Border Crossings is a project that was launched in 1998 by Karla Tonella of the University of Iowa.
Described as a hypertext project, Border Crossings riffs off of Gloria Anzaldua's Borderlands/La Frontera: The New Mestiza (1987). Collecting links to various webpages that highlight divergent contested borders under the subtopics of Cyborgs, Gender, LesBiGay, Diaspora, La Frontera, Border Incidents, and Other Borders, Tonella creates a digital political art piece.
The opening page highlights the various identities and concepts the project explores.
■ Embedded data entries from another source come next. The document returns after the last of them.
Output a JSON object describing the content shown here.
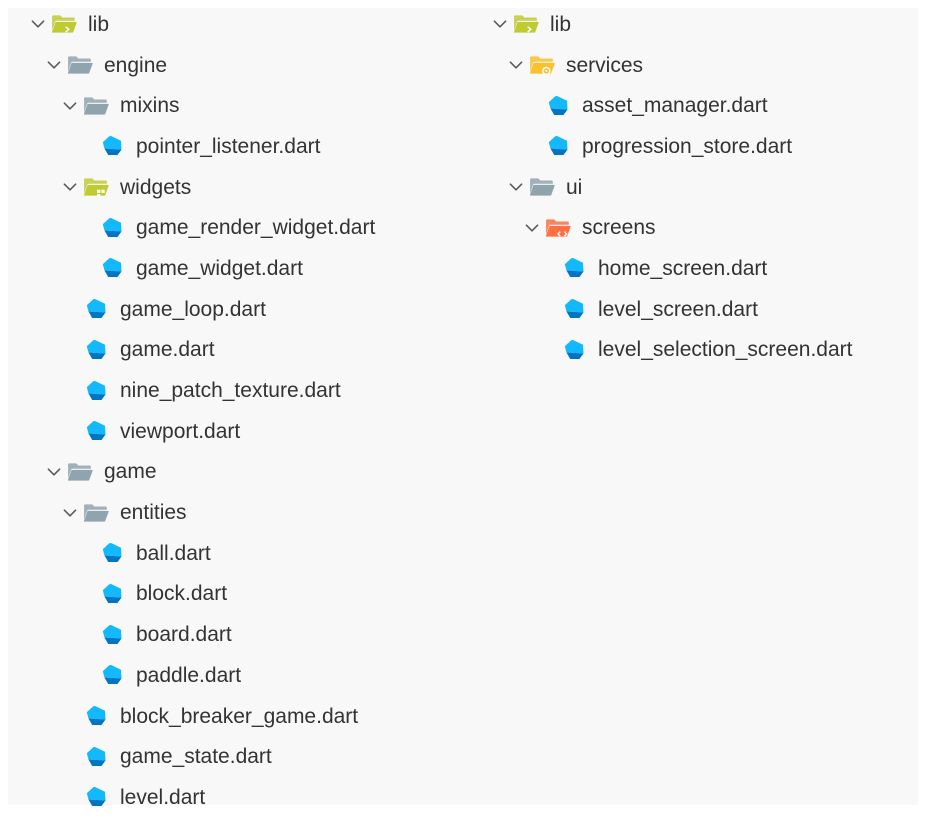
{
  "colors": {
    "folder_gray": "#90a4ae",
    "folder_lib": "#c0ca33",
    "folder_services": "#fbc02d",
    "folder_widgets": "#c0ca33",
    "folder_screens": "#ff7043",
    "dart_dark": "#0175c2",
    "dart_light": "#13b9fd",
    "text": "#333333",
    "chevron": "#5a5a5a"
  },
  "left_tree": [
    {
      "name": "lib",
      "type": "folder",
      "icon": "folder-lib-icon",
      "depth": 0,
      "expanded": true
    },
    {
      "name": "engine",
      "type": "folder",
      "icon": "folder-gray-icon",
      "depth": 1,
      "expanded": true
    },
    {
      "name": "mixins",
      "type": "folder",
      "icon": "folder-gray-icon",
      "depth": 2,
      "expanded": true
    },
    {
      "name": "pointer_listener.dart",
      "type": "file",
      "icon": "dart-file-icon",
      "depth": 3
    },
    {
      "name": "widgets",
      "type": "folder",
      "icon": "folder-widgets-icon",
      "depth": 2,
      "expanded": true
    },
    {
      "name": "game_render_widget.dart",
      "type": "file",
      "icon": "dart-file-icon",
      "depth": 3
    },
    {
      "name": "game_widget.dart",
      "type": "file",
      "icon": "dart-file-icon",
      "depth": 3
    },
    {
      "name": "game_loop.dart",
      "type": "file",
      "icon": "dart-file-icon",
      "depth": 2
    },
    {
      "name": "game.dart",
      "type": "file",
      "icon": "dart-file-icon",
      "depth": 2
    },
    {
      "name": "nine_patch_texture.dart",
      "type": "file",
      "icon": "dart-file-icon",
      "depth": 2
    },
    {
      "name": "viewport.dart",
      "type": "file",
      "icon": "dart-file-icon",
      "depth": 2
    },
    {
      "name": "game",
      "type": "folder",
      "icon": "folder-gray-icon",
      "depth": 1,
      "expanded": true
    },
    {
      "name": "entities",
      "type": "folder",
      "icon": "folder-gray-icon",
      "depth": 2,
      "expanded": true
    },
    {
      "name": "ball.dart",
      "type": "file",
      "icon": "dart-file-icon",
      "depth": 3
    },
    {
      "name": "block.dart",
      "type": "file",
      "icon": "dart-file-icon",
      "depth": 3
    },
    {
      "name": "board.dart",
      "type": "file",
      "icon": "dart-file-icon",
      "depth": 3
    },
    {
      "name": "paddle.dart",
      "type": "file",
      "icon": "dart-file-icon",
      "depth": 3
    },
    {
      "name": "block_breaker_game.dart",
      "type": "file",
      "icon": "dart-file-icon",
      "depth": 2
    },
    {
      "name": "game_state.dart",
      "type": "file",
      "icon": "dart-file-icon",
      "depth": 2
    },
    {
      "name": "level.dart",
      "type": "file",
      "icon": "dart-file-icon",
      "depth": 2
    }
  ],
  "right_tree": [
    {
      "name": "lib",
      "type": "folder",
      "icon": "folder-lib-icon",
      "depth": 0,
      "expanded": true
    },
    {
      "name": "services",
      "type": "folder",
      "icon": "folder-services-icon",
      "depth": 1,
      "expanded": true
    },
    {
      "name": "asset_manager.dart",
      "type": "file",
      "icon": "dart-file-icon",
      "depth": 2
    },
    {
      "name": "progression_store.dart",
      "type": "file",
      "icon": "dart-file-icon",
      "depth": 2
    },
    {
      "name": "ui",
      "type": "folder",
      "icon": "folder-gray-icon",
      "depth": 1,
      "expanded": true
    },
    {
      "name": "screens",
      "type": "folder",
      "icon": "folder-screens-icon",
      "depth": 2,
      "expanded": true
    },
    {
      "name": "home_screen.dart",
      "type": "file",
      "icon": "dart-file-icon",
      "depth": 3
    },
    {
      "name": "level_screen.dart",
      "type": "file",
      "icon": "dart-file-icon",
      "depth": 3
    },
    {
      "name": "level_selection_screen.dart",
      "type": "file",
      "icon": "dart-file-icon",
      "depth": 3
    }
  ]
}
As you move through the webpages, the web design and fonts interpret the categories.
Each page collects a diverse and often contradictory list of identities: gender, sexuality, nation, geography, class, race, and ethnicity.
Tonella uses design and collection to interpret Anzaldua's claim of the impact of invisible borders on oppositional identities. By positioning links to German anti-immigrant Far Right Music against links to Music from Africa and the African diaspora, Tonella's work forces us to confront the dialectics that Anzaldua explores in Borderlands/La Frontera and her call for the new mestiza.
What strikes me as particularly interesting about Border Crossings is that never does Tonella provide a theoretical or methodological explanation of her work. Hers is an art piece digitally constructed with html and interface. In some ways, this project is an early enactment of what in current digital humanities we talk about as the scholarship in the code. The argument formed by the interface and the construction of the webpage is related to the intellectual process of theorizing, or, as Ramsay and Rockwell note: “If
the quality of the interventions that occur as a result of building are as
interesting as those that are typically established through writing, then that
activity is, for all intents and purposes, scholarship.” (1)
Certainly Tonella's Border Crossings is a crucial forerunner to current digital humanities work.
Unfortunately the project has come to the same end as many early dh projects:
1. Stephen Ramsay
and Geoffrey Rockwell, “Developing Things: Notes Toward an Epistemology
of Building in the Digital Humanities,” in Debates
in the Digital Humanities, ed. Matthew K. Gold (U Minnesota P, 2011) 75-84,